3D printing can be considered an art if we take into account the designing and creativity that goes into making 3D printed object. So can we conserve a 3D printed object? The traditional artwork is made of wood, metal, or stone. Ways have been devised over the years to conserve these art forms. But will 3D printed objects stand the test of time?
Researchers at the UCL institute of Heritage art at the University College of London are working on how to preserve 3D printed objects. They have teamed up with Tom Lomax, an engineer aka artist to research on this subject. For this purpose, Lomax has designed an ’Out of Cauldron’, a digital alchemy, which is completely 3D printed and can be downloaded for free.
The tests were performed on creating the ’Out of Cauldron’ using different materials to test their strength. It was discovered that many of the materials used by artists to create 3D printed products were breakable and would not survive for long years.
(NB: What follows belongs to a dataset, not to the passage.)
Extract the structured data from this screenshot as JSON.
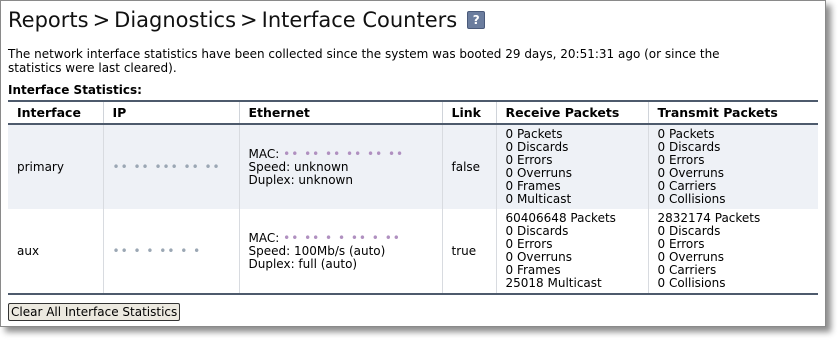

NANORESTART is a project of nanotechnologies and contemporary art, funded by the Horizon 2020, a mammoth EU Research and Innovation program. NANORESTART is aimed at preserving the modern form of art. Various art conservation methods, like a sunblock type of coating to help protect artwork from the fatal effects of sunlight, are being incorporated. Lomax’s ‘Out of the Cauldron’ also feature sin NANORESTART. Carolien Coon, the lead researcher at the UCL Institute for Sustainable Heritage, is currently working on this project.
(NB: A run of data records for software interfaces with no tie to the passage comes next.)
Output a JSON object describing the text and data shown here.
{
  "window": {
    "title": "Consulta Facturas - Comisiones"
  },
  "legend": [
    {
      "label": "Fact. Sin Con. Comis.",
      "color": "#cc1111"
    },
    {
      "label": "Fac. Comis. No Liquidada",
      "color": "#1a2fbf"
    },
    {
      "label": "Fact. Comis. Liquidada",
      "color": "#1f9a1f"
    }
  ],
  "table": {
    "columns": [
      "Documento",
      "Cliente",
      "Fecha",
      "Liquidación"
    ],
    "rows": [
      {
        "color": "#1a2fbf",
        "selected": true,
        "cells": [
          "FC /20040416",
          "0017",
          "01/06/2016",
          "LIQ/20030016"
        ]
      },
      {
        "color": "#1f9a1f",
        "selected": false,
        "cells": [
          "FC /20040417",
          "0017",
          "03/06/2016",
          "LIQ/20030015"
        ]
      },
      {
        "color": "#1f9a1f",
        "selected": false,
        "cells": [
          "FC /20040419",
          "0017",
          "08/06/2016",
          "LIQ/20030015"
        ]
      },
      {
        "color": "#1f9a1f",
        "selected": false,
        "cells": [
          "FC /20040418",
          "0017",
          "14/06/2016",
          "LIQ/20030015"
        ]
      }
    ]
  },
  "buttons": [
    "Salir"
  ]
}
Researchers at the UCL and the Victoria & Albert Museum will exchange ideas for digital art preservation. A yearlong ‘Design with Heritage’ Initiative by the Arts and Humanties Research Council (AHRC) was conducted for conservation efforts of art pieces. The paper ‘Preserving Rapid Prototypes: A Review’ was published this week in Heritage Science by the UCL team, It includes open access to Lomax’s artwork which can be downloaded for free.